The use of bone allografts decreases costs by reducing operative time, morbidity, and hospitalization compared with autogenous bone and alloplastic materials. Sliding genioplasty using FFB allografts showed satisfactory and stable results in all patients, as demonstrated by the cephalometric analysis in all the study patients.
In conclusion, there are currently no studies in the literature, to our knowledge, that examine the use of FFB allograft in chin osteotomies. Our clinical experience indicates that the use of this material, already applied in many fields of medicine and in oral and maxillofacial surgery, has proved itself to be a reliable alternative for interpositional bone grafting in sliding osteotomies. Therefore, assuming that further extensive follow-up studies will be necessary, FFB allograft can be considered an encouraging material in the treatment of chin deformities.
Correspondence: Dario Bertossi, MD, Section of Oral and Maxillofacial Surgery, Department of Surgery, University of Verona, Policlinico “Giovanni Battista Rossi,” Piazzale Ludovico Antonio Scuro, 10, 37134 Verona, Italy (email@example.com).
Accepted for Publication: November 3, 2011.
Published Online: November 12, 2012. doi:10.1001/jamafacial.2013.224
Author Contributions: Dr Bertossi had full access to all of the data in the study and takes full responsibility for the integrity of the data and accuracy of the data analysis. Study concept and design: Bertossi, Albanese, Nocini, Trevisiol, and Procacci. Acquisition of data: Bertossi, Nocini, Trevisiol, and Procacci. Analysis and interpretation of data: Albanese and D’Agostino. Drafting of the manuscript: Bertossi, Albanese, Nocini, D’Agostino, Trevisiol, and Procacci. Statistical analysis: D’Agostino.

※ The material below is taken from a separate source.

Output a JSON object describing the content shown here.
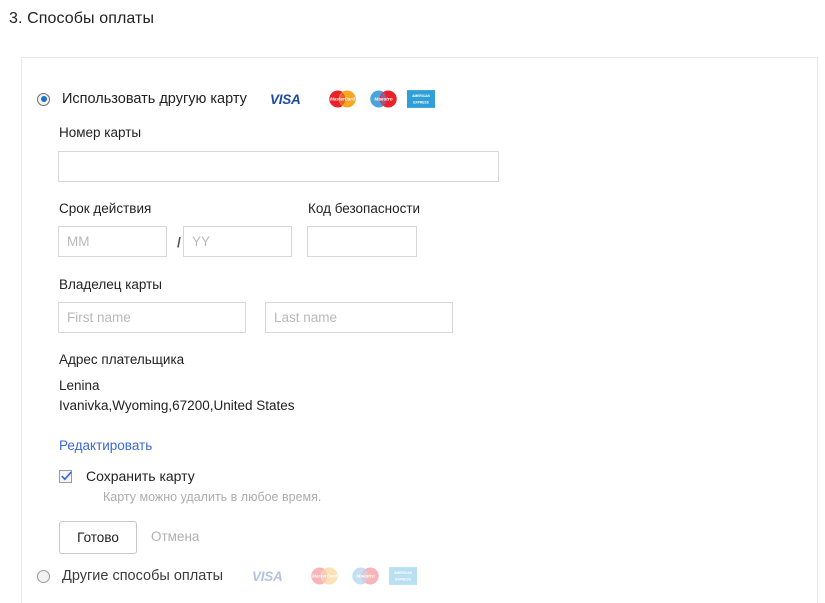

Study supervision: Bertossi, Albanese, Nocini, and Procacci.
Conflict of Interest Disclosures: None reported.
Create a personal account or sign in to: